I think that among the numerous composers who dedicated guitar works to Segovia only Moreno Torroba, Ponce, Castelnuovo-Tedesco, and Tansman were really preferred and repeatedly asked by Segovia. This can be proved looking at the number of works which they composed for the guitar, at Segovia’s recital programs and at his records where we can see that he mostly performed works of the above mentioned twentieth century composers. Segovia did not only play the guitar works dedicated to him by these young composers but he also recorded and he tried to publish them, which financially was very helpful for the young composers, especially for Ponce during his sojourn in Paris.
The compositions for the classical guitar by the composers Moreno Torroba, Turina, Ponce, Villa-Lobos, Castelnuovo-Tedesco, Tansman and Rodrigo mean only a small part of their whole oeuvre which contains operas, ballets, oratorios, cantatas, orchestral works, music for piano, concertos for other instruments, chamber music, and film music. However, among their works being played in all over the world, the most frequently recorded and published are the compositions written for the guitar. I can say that Moreno Torroba, Turina, Ponce, Castelnuovo-Tedesco, and Rodrigo became internationally known through their guitar compositions thanks to Segovia and his later generations. Moreover, the most often performed, recorded and published works written by the above listed composers were and are their guitar works. For example, Tansman says in a letter written to Segovia on 18th March 1979 that in the last thirty years (from Arbos and Casals) none of his orchestral works executed in Spain and the only performer of his guitar works was Segovia. I think that Segovia’s significance in the performing and popularising of the guitar works is worth a thorough investigation.
 Andrés Segovia, An Autobiography of the Years 1893-1920, trans. W.F.O’Brien (London: Marion Boyars, 1976), 175.
 The recordings made by Segovia in London in 1927 were his first commercial recordings.
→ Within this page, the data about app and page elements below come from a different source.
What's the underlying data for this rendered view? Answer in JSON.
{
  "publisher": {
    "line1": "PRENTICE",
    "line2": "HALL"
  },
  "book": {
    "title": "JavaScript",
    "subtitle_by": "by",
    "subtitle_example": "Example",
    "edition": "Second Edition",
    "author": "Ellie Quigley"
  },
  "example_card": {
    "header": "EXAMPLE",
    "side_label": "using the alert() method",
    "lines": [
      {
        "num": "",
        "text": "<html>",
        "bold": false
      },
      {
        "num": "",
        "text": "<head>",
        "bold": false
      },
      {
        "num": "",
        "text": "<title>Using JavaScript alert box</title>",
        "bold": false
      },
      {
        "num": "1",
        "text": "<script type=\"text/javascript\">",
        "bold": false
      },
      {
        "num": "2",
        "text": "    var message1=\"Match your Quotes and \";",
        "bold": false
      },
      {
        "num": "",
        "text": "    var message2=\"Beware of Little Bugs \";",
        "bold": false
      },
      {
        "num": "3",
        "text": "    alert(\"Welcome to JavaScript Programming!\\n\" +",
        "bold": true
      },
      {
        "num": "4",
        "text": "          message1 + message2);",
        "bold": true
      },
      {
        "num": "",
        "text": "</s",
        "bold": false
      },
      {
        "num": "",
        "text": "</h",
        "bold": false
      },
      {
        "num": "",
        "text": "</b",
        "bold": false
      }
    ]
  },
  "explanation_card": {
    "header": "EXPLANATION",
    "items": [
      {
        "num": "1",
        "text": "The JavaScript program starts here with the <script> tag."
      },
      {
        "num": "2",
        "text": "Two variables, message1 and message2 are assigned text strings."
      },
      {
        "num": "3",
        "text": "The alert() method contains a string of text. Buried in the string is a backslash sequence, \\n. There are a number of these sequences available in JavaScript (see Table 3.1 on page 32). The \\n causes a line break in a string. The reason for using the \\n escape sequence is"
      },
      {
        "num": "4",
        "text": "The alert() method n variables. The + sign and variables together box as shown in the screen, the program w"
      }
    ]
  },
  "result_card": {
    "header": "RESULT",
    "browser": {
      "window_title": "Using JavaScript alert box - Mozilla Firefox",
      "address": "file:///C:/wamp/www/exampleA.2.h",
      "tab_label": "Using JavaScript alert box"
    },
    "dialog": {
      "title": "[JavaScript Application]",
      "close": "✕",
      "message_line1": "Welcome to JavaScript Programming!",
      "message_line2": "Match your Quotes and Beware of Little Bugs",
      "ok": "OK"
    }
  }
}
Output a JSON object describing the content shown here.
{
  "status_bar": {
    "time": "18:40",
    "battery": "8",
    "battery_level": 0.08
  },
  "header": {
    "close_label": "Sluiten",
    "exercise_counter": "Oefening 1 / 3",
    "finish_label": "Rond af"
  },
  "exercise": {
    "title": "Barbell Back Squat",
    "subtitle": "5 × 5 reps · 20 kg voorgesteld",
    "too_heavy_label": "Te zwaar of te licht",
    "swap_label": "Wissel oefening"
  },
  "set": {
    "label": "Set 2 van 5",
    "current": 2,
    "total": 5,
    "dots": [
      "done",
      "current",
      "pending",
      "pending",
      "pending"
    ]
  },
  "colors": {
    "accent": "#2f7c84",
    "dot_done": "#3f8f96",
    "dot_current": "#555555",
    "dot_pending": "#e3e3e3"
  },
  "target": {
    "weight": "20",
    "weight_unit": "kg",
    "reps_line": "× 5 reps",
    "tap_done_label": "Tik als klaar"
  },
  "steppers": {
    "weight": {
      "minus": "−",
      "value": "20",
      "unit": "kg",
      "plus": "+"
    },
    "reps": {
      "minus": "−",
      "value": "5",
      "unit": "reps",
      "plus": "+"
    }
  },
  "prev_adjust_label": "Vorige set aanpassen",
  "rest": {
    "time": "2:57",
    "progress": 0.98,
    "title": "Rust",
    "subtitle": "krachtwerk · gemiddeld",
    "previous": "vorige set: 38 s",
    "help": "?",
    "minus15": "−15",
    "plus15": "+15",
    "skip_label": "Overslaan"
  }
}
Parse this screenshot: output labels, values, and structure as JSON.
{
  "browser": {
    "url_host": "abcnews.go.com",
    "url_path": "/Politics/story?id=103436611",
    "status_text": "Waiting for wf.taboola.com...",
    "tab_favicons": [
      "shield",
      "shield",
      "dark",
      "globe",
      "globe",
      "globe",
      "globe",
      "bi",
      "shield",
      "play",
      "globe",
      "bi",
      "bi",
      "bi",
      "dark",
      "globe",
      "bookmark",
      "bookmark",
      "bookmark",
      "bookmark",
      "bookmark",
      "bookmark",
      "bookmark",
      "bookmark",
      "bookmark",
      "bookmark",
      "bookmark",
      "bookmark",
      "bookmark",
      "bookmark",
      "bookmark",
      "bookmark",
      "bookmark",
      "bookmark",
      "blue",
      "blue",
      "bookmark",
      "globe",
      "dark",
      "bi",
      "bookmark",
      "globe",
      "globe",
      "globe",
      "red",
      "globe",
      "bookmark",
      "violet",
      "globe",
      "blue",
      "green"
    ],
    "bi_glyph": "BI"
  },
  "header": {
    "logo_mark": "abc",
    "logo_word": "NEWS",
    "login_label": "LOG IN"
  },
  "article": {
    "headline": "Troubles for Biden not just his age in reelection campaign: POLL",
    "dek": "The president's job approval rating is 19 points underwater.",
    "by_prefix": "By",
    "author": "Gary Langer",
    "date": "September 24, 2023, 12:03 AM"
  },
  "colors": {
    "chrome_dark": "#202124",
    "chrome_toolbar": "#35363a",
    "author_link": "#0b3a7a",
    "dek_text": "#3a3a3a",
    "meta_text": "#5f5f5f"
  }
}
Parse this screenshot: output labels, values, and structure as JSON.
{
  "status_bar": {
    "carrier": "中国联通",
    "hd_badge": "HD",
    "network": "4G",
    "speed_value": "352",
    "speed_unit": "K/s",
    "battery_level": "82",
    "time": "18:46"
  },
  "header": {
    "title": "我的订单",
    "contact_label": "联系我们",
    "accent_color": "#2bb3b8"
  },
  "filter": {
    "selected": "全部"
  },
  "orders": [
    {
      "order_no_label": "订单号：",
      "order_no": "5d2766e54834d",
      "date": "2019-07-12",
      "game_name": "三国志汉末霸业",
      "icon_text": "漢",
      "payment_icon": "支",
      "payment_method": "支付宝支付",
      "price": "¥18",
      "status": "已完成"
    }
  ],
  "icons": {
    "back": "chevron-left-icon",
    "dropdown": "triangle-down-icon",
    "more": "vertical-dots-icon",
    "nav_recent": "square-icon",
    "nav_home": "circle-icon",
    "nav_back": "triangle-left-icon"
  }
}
It is worth mentioning that Segovia had already made recordings in 1924-1925 in Habana (Cuba). Graham Wade, “Segovia on Record,” Classical Guitar, vol.10, no. 7 (1992): 35.
 The central European composers who composed solo works for the guitar in the 1930s are, for example, the Swiss Frank Martin (Quatre Pièces Brèves in 1933) and the Austrian Alfred Uhl (Sonata Classica in 1938).
 Letter from Segovia to Ponce in 1923, quoted in Miguel Alcázar, ed., The Segovia-Ponce Letters, trans. Peter Segal (Colombus Ohio: Editions Orphée, 1989), 3.
 It is worth mentioning that the fingerings for the left hand which Segovia wrote for the published compositions have a goal of affect phrasing, articulation, tone-quality, and expressiveness. John W. Duarte, Andrés Segovia, As I Knew Him (Pacific, Missouri: Mel Bay, 1998), 58.
 Andrés Segovia, “A Note on Transcriptions,” Guitar Review, 3 (1947): 53, quoted in Graham Wade & Gerard Garno, A New Look at Segovia: His Life, His Music, vol. two (Pacific: Mel Bay, 1997), 312.
 Tárrega was the guitarist who introduced the romantic style of guitar playing using expressive vibrato, rubato, slurs, and glissando etc. Segovia continued this romantic style of performance during his whole life and he applied it to the performing of any music form the Renaissance to the twentieth century.
 Segovia, An Autobiography of the Years 1893-1920, 59.
 A letter from Segovia to Tansman on 17 December 1961 says that “my admiration always vigilante and my constant desire to play your works and publish them,”quoted in Louis Jambou, “Alexandre Tansman — Compositeur — et Andres Segovia — Interprète — ou un en deçà de l’Œuvre Musicale,” in Hommage au Compositeur Alexandre Tansman, ed. Pierre Guillot (Paris: Presses de l’Université de Paris-Sorbonne, 2000), 231-254. The translation from the article of this edited book from French into English is mine.